You have demonstrated exactly what we’ve been talking about. We had a PCORI event also with AAN that we were supporting a virtual series that was engaging Hispanic patients and caregivers who have been diagnosed with asthma and COVID that we were teaching about patient centered outcomes, how to get involved, what that looks like and then even the asthma COVID. Research specific to the Hispanic population and we gather together a group of patient advisors and we had a faith leader, some practitioners and patients from the Hispanic community. And they made it very clear to us that we needed to include the virtual series in Spanish, that it and you would have thought that we would have known that.


But we were so thankful that they did share with us the importance of being culturally and linguistically appropriate that we invested in our interpreters and translators to help us with the handouts and also the translation interpretation during the webinars which made the webinar more robust and made the outcomes of that research well. The outcomes of the engagement of this research project at the end of the day made the outcomes more robust for us and the patients who attended were much more.engaged because of the Spanish content being shared with them. Oh, that’s so interesting. Ok, the next question is. If I’m participating in a clinical trial, I assume that I’m going to find out my own results, but will I find out the results of the entire study? That’s a great question. And ideally, depending on how that study is designed, you will know your results, you can request your results, and then the only way that you would learn about the results of the study for all participants, those that stayed in, withdrew and then completed is when the researchers publish those results, they can send a group overall analysis to all who participated that request that.

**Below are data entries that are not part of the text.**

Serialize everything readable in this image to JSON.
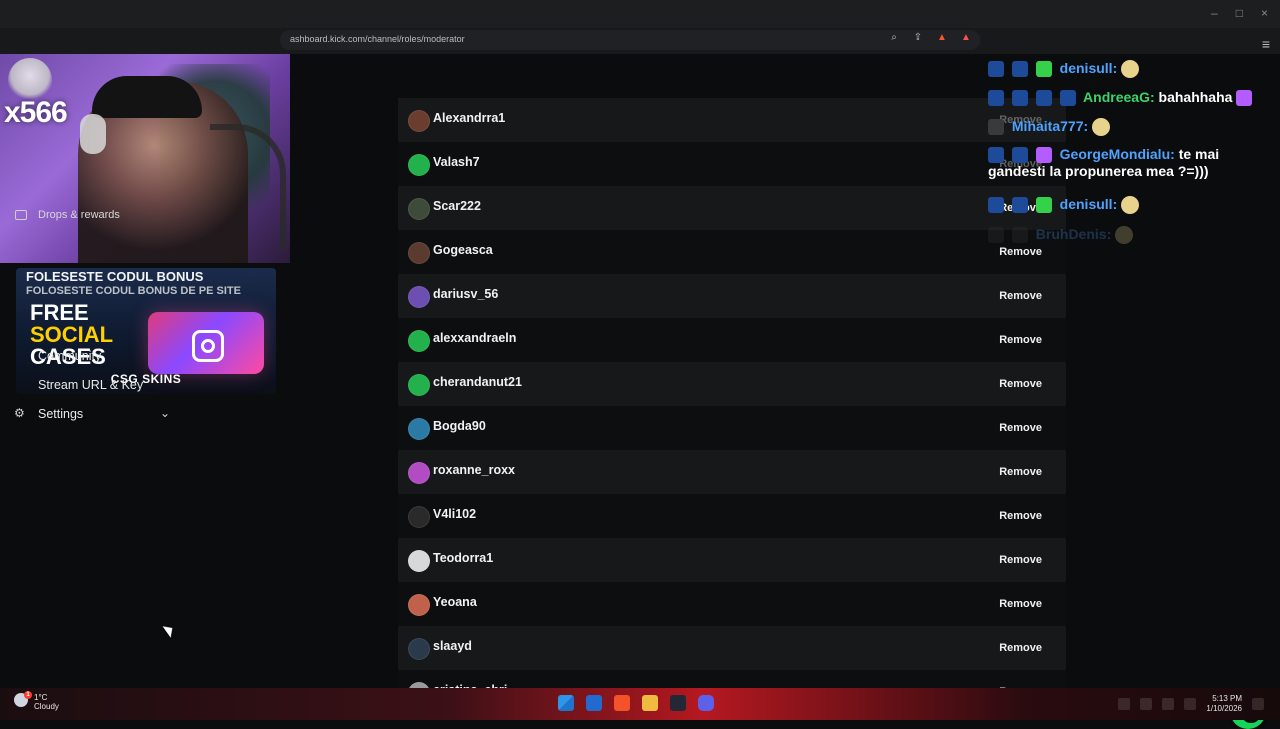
{
  "browser": {
    "url": "ashboard.kick.com/channel/roles/moderator",
    "window_controls": [
      "–",
      "□",
      "×"
    ]
  },
  "sidebar": {
    "drops_label": "Drops & rewards",
    "community_label": "Community",
    "stream_label": "Stream URL & Key",
    "settings_label": "Settings"
  },
  "webcam": {
    "counter": "x566"
  },
  "promo": {
    "line1": "FOLESESTE CODUL BONUS",
    "line2": "FOLOSESTE CODUL BONUS DE PE SITE",
    "free": "FREE",
    "social": "SOCIAL",
    "cases": "CASES",
    "brand": "CSG SKINS"
  },
  "moderators": {
    "rows": [
      {
        "name": "Alexandrra1",
        "remove": "Remove"
      },
      {
        "name": "Valash7",
        "remove": "Remove"
      },
      {
        "name": "Scar222",
        "remove": "Remove"
      },
      {
        "name": "Gogeasca",
        "remove": "Remove"
      },
      {
        "name": "dariusv_56",
        "remove": "Remove"
      },
      {
        "name": "alexxandraeln",
        "remove": "Remove"
      },
      {
        "name": "cherandanut21",
        "remove": "Remove"
      },
      {
        "name": "Bogda90",
        "remove": "Remove"
      },
      {
        "name": "roxanne_roxx",
        "remove": "Remove"
      },
      {
        "name": "V4li102",
        "remove": "Remove"
      },
      {
        "name": "Teodorra1",
        "remove": "Remove"
      },
      {
        "name": "Yeoana",
        "remove": "Remove"
      },
      {
        "name": "slaayd",
        "remove": "Remove"
      },
      {
        "name": "cristina_chri",
        "remove": "Remove"
      }
    ]
  },
  "chat": {
    "lines": [
      {
        "user": "denisull:",
        "message": "",
        "emoji": true
      },
      {
        "user": "AndreeaG:",
        "message": "bahahhaha",
        "emoji": false
      },
      {
        "user": "Mihaita777:",
        "message": "",
        "emoji": true
      },
      {
        "user": "GeorgeMondialu:",
        "message": "te mai gandesti la propunerea mea ?=)))",
        "emoji": false
      },
      {
        "user": "denisull:",
        "message": "",
        "emoji": true
      },
      {
        "user": "BruhDenis:",
        "message": "",
        "emoji": true
      }
    ]
  },
  "taskbar": {
    "weather_temp": "1°C",
    "weather_desc": "Cloudy",
    "notif_count": "1",
    "time": "5:13 PM",
    "date": "1/10/2026"
  }
}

So there’s a way to request it in writing. Or the researchers may already tell you in the informed consent that at the end of this research project, we will be sharing all the results with all of those that have participated. Ok, we have another comment. I’ve done quite a few research projects and know they are sponsoring me to get a booth at a County Fair and reduce the stigma and point people with lung issues to the right decisions as far as learning. That’s very interesting. Oh, I love that. Yeah, I love that. I do. That’s great. The next question is research always local, or can I participate in a national study? Sure so that’s a great question also and I appreciate you bringing that up.


The research may be local if you are living in a larger city. We’re finding that some studies are moving into rural populations, but other studies depending on the focus of the study, it could be a national study. So if it’s a survey, if it’s thought, if it’s a device that we could mail to you. And you use that device in your home for a period of time, then that would be a national study. So the answer is yes to both.


It depends on the focus of the study. Ok. Well, that’s it for our questions today. So at this time, I’d like to thank Doctor Gardner for being with us today and we really appreciate you sharing all that information about looking at research and how we could get involved in this vital process. So thank you very much for your time today. Thank you. Please join us for our next webinar on asthma and COVID-19 care and education at appropriate literacy levels with Doctor Purvi Parikh, Doctor Michael Bowman and Tonya Winders on Thursday, June 16 at 4 PM Eastern Time.


You can register for this and all of our webinars at Scroll all the way down to the bottom of the home page to find our webinar recordings and links for registration. Thank you so much for joining us today. This is Sally Schoessler for the staff at Allergy & Asthma Network. We are working towards a future where we can all breathe Better Together.